SEATTLE — Next month, it could be easier to get a COVID-19 vaccine for those eligible.
State health leaders said in a press conference Thursday that more vaccines are on their way to our state, increasing the supply significantly by mid-March.
This week the state was allocated 260,000 doses. Next week we’re expected to get 280,000 doses, for an increase of 20,000.
Next month looks better. By mid-March, the state is predicting upwards of 310,000 doses a week.
“Supply is increasing, it’s really encouraging,” said, Dan Laster, Director of Washington’s COVID-19 Vaccine Action Command and Coordination System (VACCS).

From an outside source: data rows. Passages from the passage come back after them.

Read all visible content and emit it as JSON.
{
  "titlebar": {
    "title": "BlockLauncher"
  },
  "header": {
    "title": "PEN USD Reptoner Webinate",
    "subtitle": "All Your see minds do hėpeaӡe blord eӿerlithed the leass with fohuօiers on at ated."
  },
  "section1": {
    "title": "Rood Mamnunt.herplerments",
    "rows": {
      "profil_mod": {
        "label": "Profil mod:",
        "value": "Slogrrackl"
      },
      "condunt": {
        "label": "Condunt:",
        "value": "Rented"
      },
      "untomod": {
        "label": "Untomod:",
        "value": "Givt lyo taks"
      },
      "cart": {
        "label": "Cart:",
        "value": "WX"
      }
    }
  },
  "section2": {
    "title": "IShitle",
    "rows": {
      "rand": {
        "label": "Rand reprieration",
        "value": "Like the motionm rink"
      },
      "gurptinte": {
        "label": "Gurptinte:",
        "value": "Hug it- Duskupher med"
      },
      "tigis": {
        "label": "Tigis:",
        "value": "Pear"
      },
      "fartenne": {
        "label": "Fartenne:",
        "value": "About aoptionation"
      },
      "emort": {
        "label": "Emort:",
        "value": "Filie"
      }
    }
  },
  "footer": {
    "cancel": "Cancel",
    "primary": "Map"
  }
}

The expected numbers for March don't account for Johnson & Johnson’s single-dose vaccine which could receive emergency use authorization from the Food and Drug Administration on Friday or soon after.
“We did get our first allocation number for this vaccine from CDC today and if it gets EUA approval, Washington will be allocated 60,900 of the Johnson & Johnson vaccine next week,” said Michele Roberts, Acting Assistant Secretary of Health.
And Washington is ready for a boost in doses.
Part of the plan for increased doses means adding more lanes to DOH’s mass vaccination sites.
“Adding a third lane increases throughput by over 30%. Right now, we don’t have the capacity in terms of supply but as our supply increases, we will be able to, in a much more efficient way, get people vaccinated,” Laster said.
It's good news after weather delays held up 90% of Washington’s COVID-19 vaccine supply last week. We’re now catching up, state officials said.
“Almost all orders for the past two weeks have shipped and this week, we’re making up for lost time,” Roberts said.
In a single day this week, the Department of Health’s mass vaccination sites gave over 5,000 doses, breaking a record and leveling the playing field for the shipment expected next week.
New federal guidelines for the Pfizer vaccine are also helping bolster supplies.
“Part of what’s increasing is actually additional vaccine vials, but also part of the increase in out allocation is the fact that now, for the most part, you’re almost always able to get a sixth dose out of the Pfizer vials and that’s how CDC is counting that vial now, as six dose vial of vaccine not a five dose vial,” said Roberts. “This change is subtle, but the extra dose adds up and gives an opportunity to administer more vaccine, which is our goal.”
The state is working with the federal government to get a steady supply of those specialized syringes.
The FDA also issued new guidance on the Pfizer vaccine, which means that providers no longer need to have specialized deep freezers to store the vaccine, making that vaccine unavailable in some parts of the state.